Exercise description: Set the data below down again, exactly, with every picture left out.

☆ ☆ ☆ ☆

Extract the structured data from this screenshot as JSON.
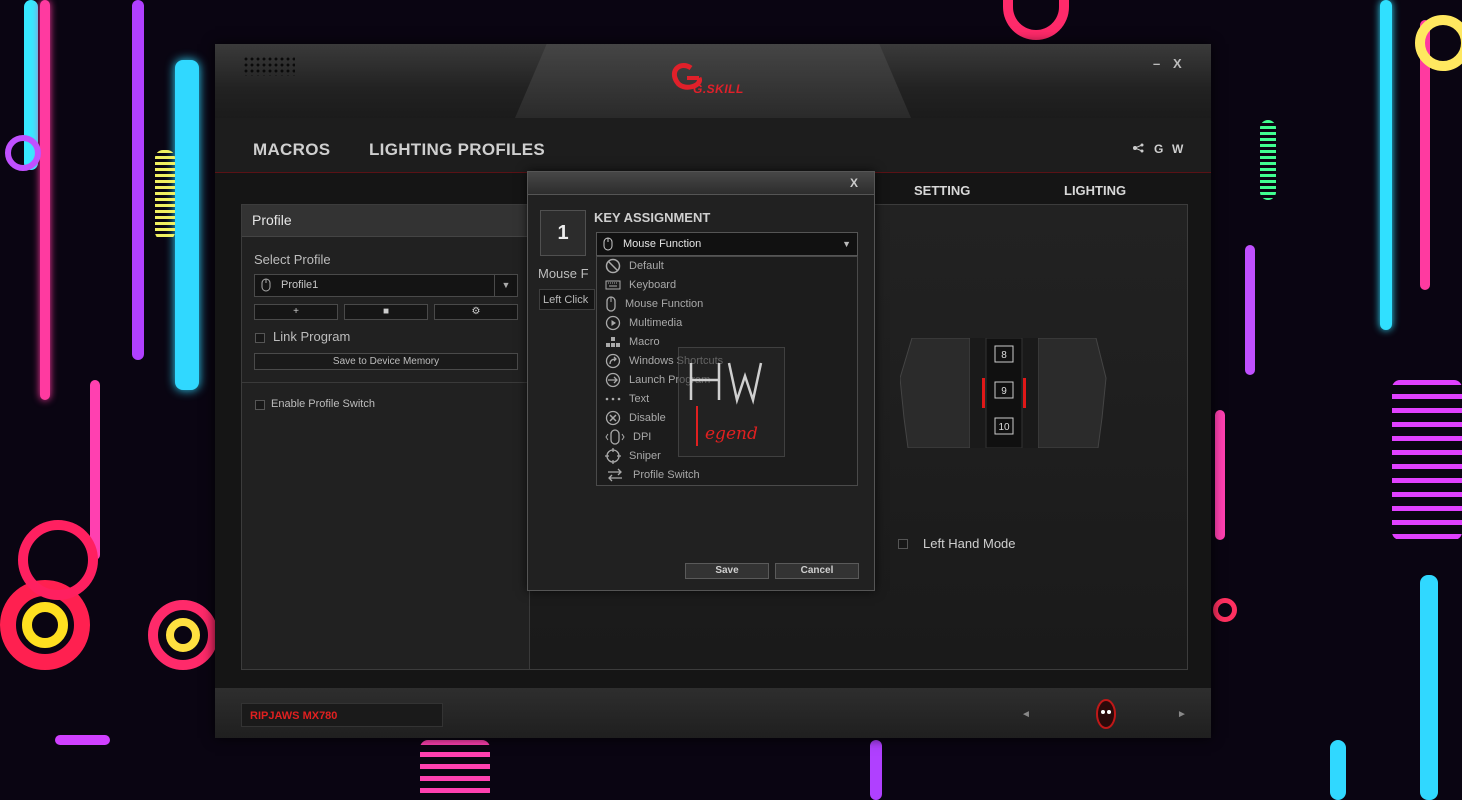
{
  "window": {
    "minimize_label": "–",
    "close_label": "X",
    "logo_text": "G.SKILL"
  },
  "nav": {
    "macros": "MACROS",
    "lighting_profiles": "LIGHTING PROFILES",
    "right_icons": [
      "share-icon"
    ],
    "g_label": "G",
    "w_label": "W"
  },
  "tabs": {
    "setting": "SETTING",
    "lighting": "LIGHTING"
  },
  "profile": {
    "header": "Profile",
    "select_label": "Select Profile",
    "selected": "Profile1",
    "add_label": "+",
    "delete_label": "■",
    "settings_label": "⚙",
    "link_program": "Link Program",
    "save_device": "Save to Device Memory",
    "enable_switch": "Enable Profile Switch"
  },
  "mouse_view": {
    "buttons": [
      "8",
      "9",
      "10"
    ],
    "left_hand": "Left  Hand Mode"
  },
  "dialog": {
    "close_label": "X",
    "key_number": "1",
    "title": "KEY ASSIGNMENT",
    "selected": "Mouse Function",
    "mouse_func_label": "Mouse F",
    "left_click": "Left Click",
    "options": [
      "Default",
      "Keyboard",
      "Mouse Function",
      "Multimedia",
      "Macro",
      "Windows Shortcuts",
      "Launch Program",
      "Text",
      "Disable",
      "DPI",
      "Sniper",
      "Profile Switch"
    ],
    "save": "Save",
    "cancel": "Cancel"
  },
  "footer": {
    "model": "RIPJAWS MX780",
    "prev": "◄",
    "next": "►"
  },
  "colors": {
    "accent": "#e0202a",
    "panel": "#212121"
  }
}
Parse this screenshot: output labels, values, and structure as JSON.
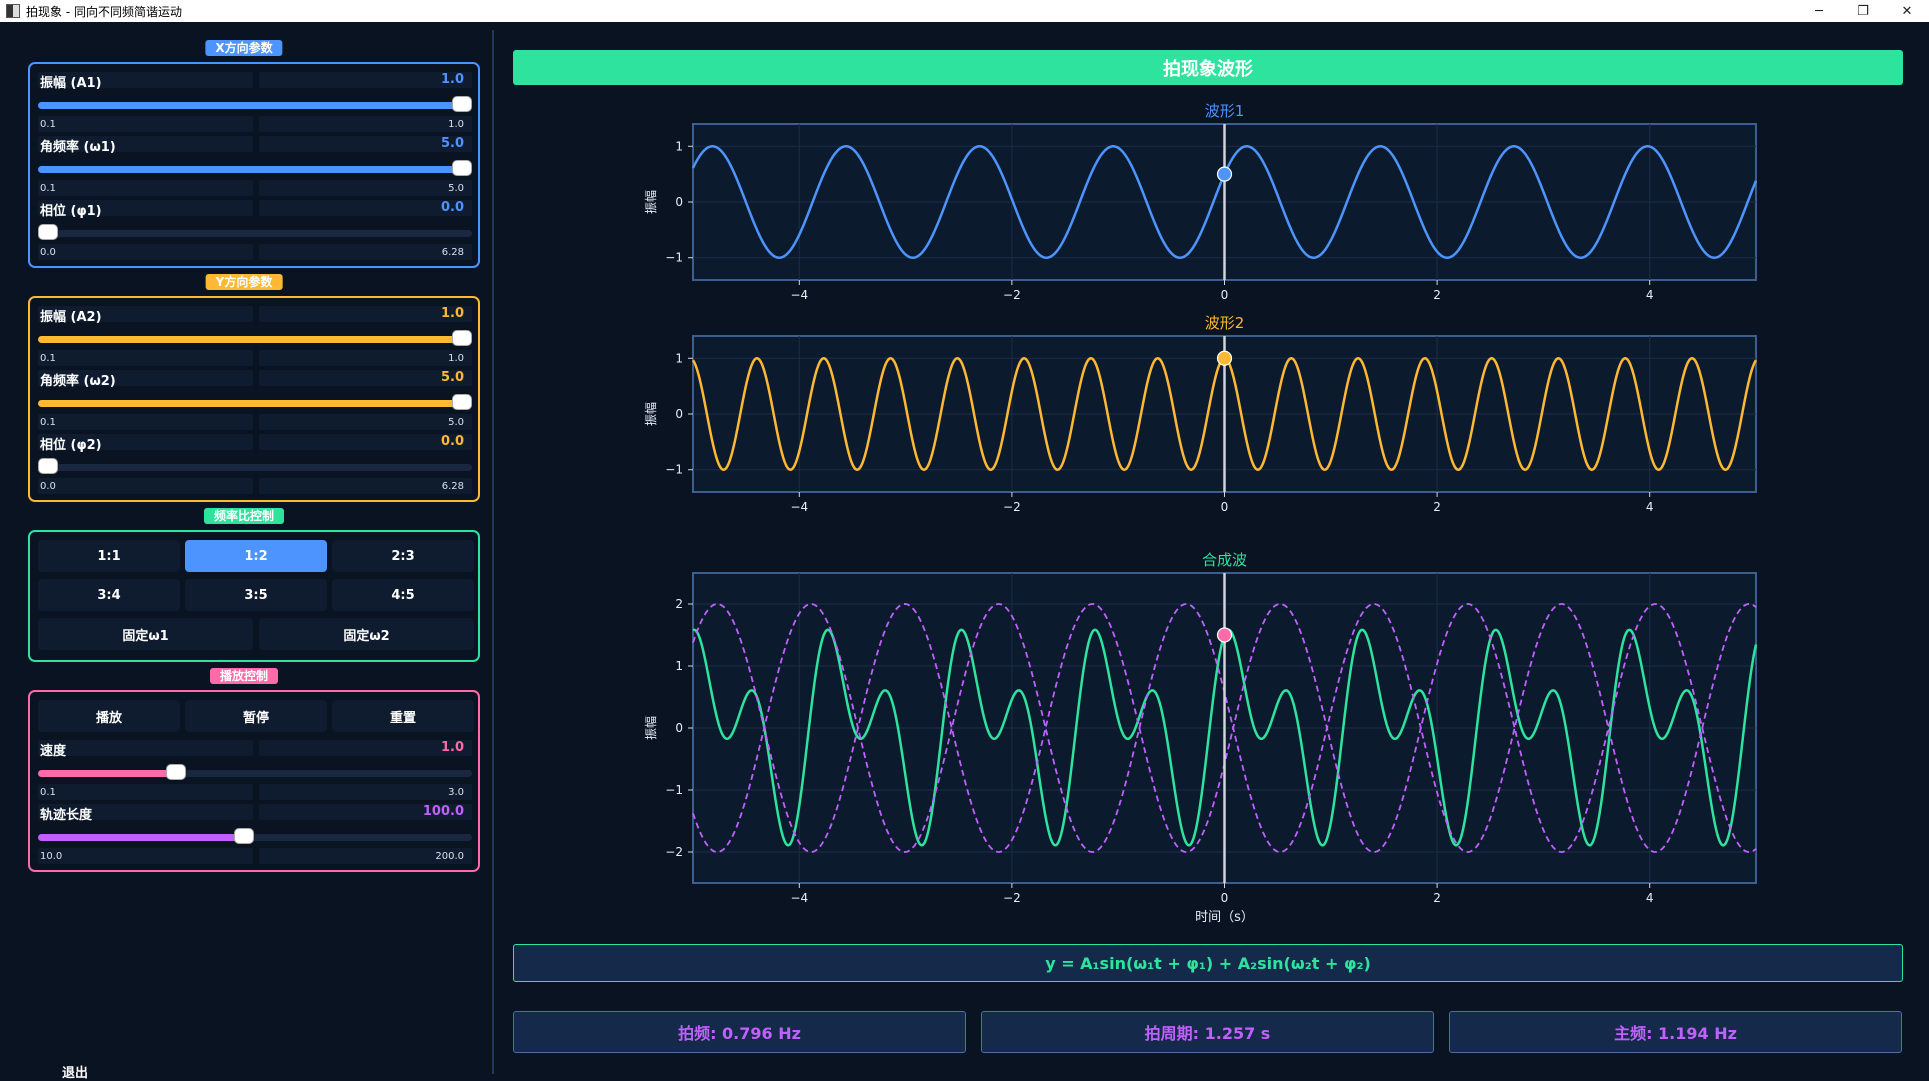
{
  "window": {
    "title": "拍现象 - 同向不同频简谐运动",
    "min_glyph": "─",
    "max_glyph": "❐",
    "close_glyph": "✕"
  },
  "x_params": {
    "title": "X方向参数",
    "color": "#4d94ff",
    "amplitude": {
      "label": "振幅 (A1)",
      "value": "1.0",
      "min": "0.1",
      "max": "1.0",
      "fraction": 1.0
    },
    "omega": {
      "label": "角频率 (ω1)",
      "value": "5.0",
      "min": "0.1",
      "max": "5.0",
      "fraction": 1.0
    },
    "phase": {
      "label": "相位 (φ1)",
      "value": "0.0",
      "min": "0.0",
      "max": "6.28",
      "fraction": 0.0
    }
  },
  "y_params": {
    "title": "Y方向参数",
    "color": "#ffb833",
    "amplitude": {
      "label": "振幅 (A2)",
      "value": "1.0",
      "min": "0.1",
      "max": "1.0",
      "fraction": 1.0
    },
    "omega": {
      "label": "角频率 (ω2)",
      "value": "5.0",
      "min": "0.1",
      "max": "5.0",
      "fraction": 1.0
    },
    "phase": {
      "label": "相位 (φ2)",
      "value": "0.0",
      "min": "0.0",
      "max": "6.28",
      "fraction": 0.0
    }
  },
  "ratio_control": {
    "title": "频率比控制",
    "color": "#2ee39e",
    "buttons": [
      "1:1",
      "1:2",
      "2:3",
      "3:4",
      "3:5",
      "4:5"
    ],
    "active": "1:2",
    "fix_w1": "固定ω1",
    "fix_w2": "固定ω2"
  },
  "playback": {
    "title": "播放控制",
    "color": "#ff6aa8",
    "play": "播放",
    "pause": "暂停",
    "reset": "重置",
    "speed": {
      "label": "速度",
      "value": "1.0",
      "min": "0.1",
      "max": "3.0",
      "fraction": 0.31
    },
    "trail": {
      "label": "轨迹长度",
      "value": "100.0",
      "min": "10.0",
      "max": "200.0",
      "fraction": 0.474
    }
  },
  "exit_label": "退出",
  "banner": "拍现象波形",
  "plots": {
    "wave1": {
      "title": "波形1",
      "ylabel": "振幅",
      "color": "#4d94ff",
      "A": 1.0,
      "omega": 5.0,
      "phi": 0.0,
      "type": "line",
      "xlim": [
        -5,
        5
      ],
      "ylim": [
        -1.4,
        1.4
      ]
    },
    "wave2": {
      "title": "波形2",
      "ylabel": "振幅",
      "color": "#ffb833",
      "A": 1.0,
      "omega": 10.0,
      "phi": 0.0,
      "type": "line",
      "xlim": [
        -5,
        5
      ],
      "ylim": [
        -1.4,
        1.4
      ]
    },
    "combined": {
      "title": "合成波",
      "ylabel": "振幅",
      "xlabel": "时间（s）",
      "color": "#2ee39e",
      "envelope_color": "#c061ff",
      "type": "line",
      "xlim": [
        -5,
        5
      ],
      "ylim": [
        -2.5,
        2.5
      ]
    },
    "cursor_t": 0.0,
    "xticks": [
      "−4",
      "−2",
      "0",
      "2",
      "4"
    ],
    "xtick_values": [
      -4,
      -2,
      0,
      2,
      4
    ],
    "yticks_small": [
      "1",
      "0",
      "−1"
    ],
    "yticks_small_values": [
      1,
      0,
      -1
    ],
    "yticks_big": [
      "2",
      "1",
      "0",
      "−1",
      "−2"
    ],
    "yticks_big_values": [
      2,
      1,
      0,
      -1,
      -2
    ]
  },
  "formula": "y = A₁sin(ω₁t + φ₁) + A₂sin(ω₂t + φ₂)",
  "stats": {
    "beat_freq": "拍频: 0.796 Hz",
    "beat_period": "拍周期: 1.257 s",
    "main_freq": "主频: 1.194 Hz"
  }
}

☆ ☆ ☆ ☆

Reply:
Extract the structured data from this screenshot as JSON.
{
  "window": {
    "minimize_label": "–",
    "close_label": "X",
    "logo_text": "G.SKILL"
  },
  "nav": {
    "macros": "MACROS",
    "lighting_profiles": "LIGHTING PROFILES",
    "right_icons": [
      "share-icon"
    ],
    "g_label": "G",
    "w_label": "W"
  },
  "tabs": {
    "setting": "SETTING",
    "lighting": "LIGHTING"
  },
  "profile": {
    "header": "Profile",
    "select_label": "Select Profile",
    "selected": "Profile1",
    "add_label": "+",
    "delete_label": "■",
    "settings_label": "⚙",
    "link_program": "Link Program",
    "save_device": "Save to Device Memory",
    "enable_switch": "Enable Profile Switch"
  },
  "mouse_view": {
    "buttons": [
      "8",
      "9",
      "10"
    ],
    "left_hand": "Left  Hand Mode"
  },
  "dialog": {
    "close_label": "X",
    "key_number": "1",
    "title": "KEY ASSIGNMENT",
    "selected": "Mouse Function",
    "mouse_func_label": "Mouse F",
    "left_click": "Left Click",
    "options": [
      "Default",
      "Keyboard",
      "Mouse Function",
      "Multimedia",
      "Macro",
      "Windows Shortcuts",
      "Launch Program",
      "Text",
      "Disable",
      "DPI",
      "Sniper",
      "Profile Switch"
    ],
    "save": "Save",
    "cancel": "Cancel"
  },
  "footer": {
    "model": "RIPJAWS MX780",
    "prev": "◄",
    "next": "►"
  },
  "colors": {
    "accent": "#e0202a",
    "panel": "#212121"
  }
}
Parse this screenshot: output labels, values, and structure as JSON.
{
  "window": {
    "title": "拍现象 - 同向不同频简谐运动",
    "min_glyph": "─",
    "max_glyph": "❐",
    "close_glyph": "✕"
  },
  "x_params": {
    "title": "X方向参数",
    "color": "#4d94ff",
    "amplitude": {
      "label": "振幅 (A1)",
      "value": "1.0",
      "min": "0.1",
      "max": "1.0",
      "fraction": 1.0
    },
    "omega": {
      "label": "角频率 (ω1)",
      "value": "5.0",
      "min": "0.1",
      "max": "5.0",
      "fraction": 1.0
    },
    "phase": {
      "label": "相位 (φ1)",
      "value": "0.0",
      "min": "0.0",
      "max": "6.28",
      "fraction": 0.0
    }
  },
  "y_params": {
    "title": "Y方向参数",
    "color": "#ffb833",
    "amplitude": {
      "label": "振幅 (A2)",
      "value": "1.0",
      "min": "0.1",
      "max": "1.0",
      "fraction": 1.0
    },
    "omega": {
      "label": "角频率 (ω2)",
      "value": "5.0",
      "min": "0.1",
      "max": "5.0",
      "fraction": 1.0
    },
    "phase": {
      "label": "相位 (φ2)",
      "value": "0.0",
      "min": "0.0",
      "max": "6.28",
      "fraction": 0.0
    }
  },
  "ratio_control": {
    "title": "频率比控制",
    "color": "#2ee39e",
    "buttons": [
      "1:1",
      "1:2",
      "2:3",
      "3:4",
      "3:5",
      "4:5"
    ],
    "active": "1:2",
    "fix_w1": "固定ω1",
    "fix_w2": "固定ω2"
  },
  "playback": {
    "title": "播放控制",
    "color": "#ff6aa8",
    "play": "播放",
    "pause": "暂停",
    "reset": "重置",
    "speed": {
      "label": "速度",
      "value": "1.0",
      "min": "0.1",
      "max": "3.0",
      "fraction": 0.31
    },
    "trail": {
      "label": "轨迹长度",
      "value": "100.0",
      "min": "10.0",
      "max": "200.0",
      "fraction": 0.474
    }
  },
  "exit_label": "退出",
  "banner": "拍现象波形",
  "plots": {
    "wave1": {
      "title": "波形1",
      "ylabel": "振幅",
      "color": "#4d94ff",
      "A": 1.0,
      "omega": 5.0,
      "phi": 0.0,
      "type": "line",
      "xlim": [
        -5,
        5
      ],
      "ylim": [
        -1.4,
        1.4
      ]
    },
    "wave2": {
      "title": "波形2",
      "ylabel": "振幅",
      "color": "#ffb833",
      "A": 1.0,
      "omega": 10.0,
      "phi": 0.0,
      "type": "line",
      "xlim": [
        -5,
        5
      ],
      "ylim": [
        -1.4,
        1.4
      ]
    },
    "combined": {
      "title": "合成波",
      "ylabel": "振幅",
      "xlabel": "时间（s）",
      "color": "#2ee39e",
      "envelope_color": "#c061ff",
      "type": "line",
      "xlim": [
        -5,
        5
      ],
      "ylim": [
        -2.5,
        2.5
      ]
    },
    "cursor_t": 0.0,
    "xticks": [
      "−4",
      "−2",
      "0",
      "2",
      "4"
    ],
    "xtick_values": [
      -4,
      -2,
      0,
      2,
      4
    ],
    "yticks_small": [
      "1",
      "0",
      "−1"
    ],
    "yticks_small_values": [
      1,
      0,
      -1
    ],
    "yticks_big": [
      "2",
      "1",
      "0",
      "−1",
      "−2"
    ],
    "yticks_big_values": [
      2,
      1,
      0,
      -1,
      -2
    ]
  },
  "formula": "y = A₁sin(ω₁t + φ₁) + A₂sin(ω₂t + φ₂)",
  "stats": {
    "beat_freq": "拍频: 0.796 Hz",
    "beat_period": "拍周期: 1.257 s",
    "main_freq": "主频: 1.194 Hz"
  }
}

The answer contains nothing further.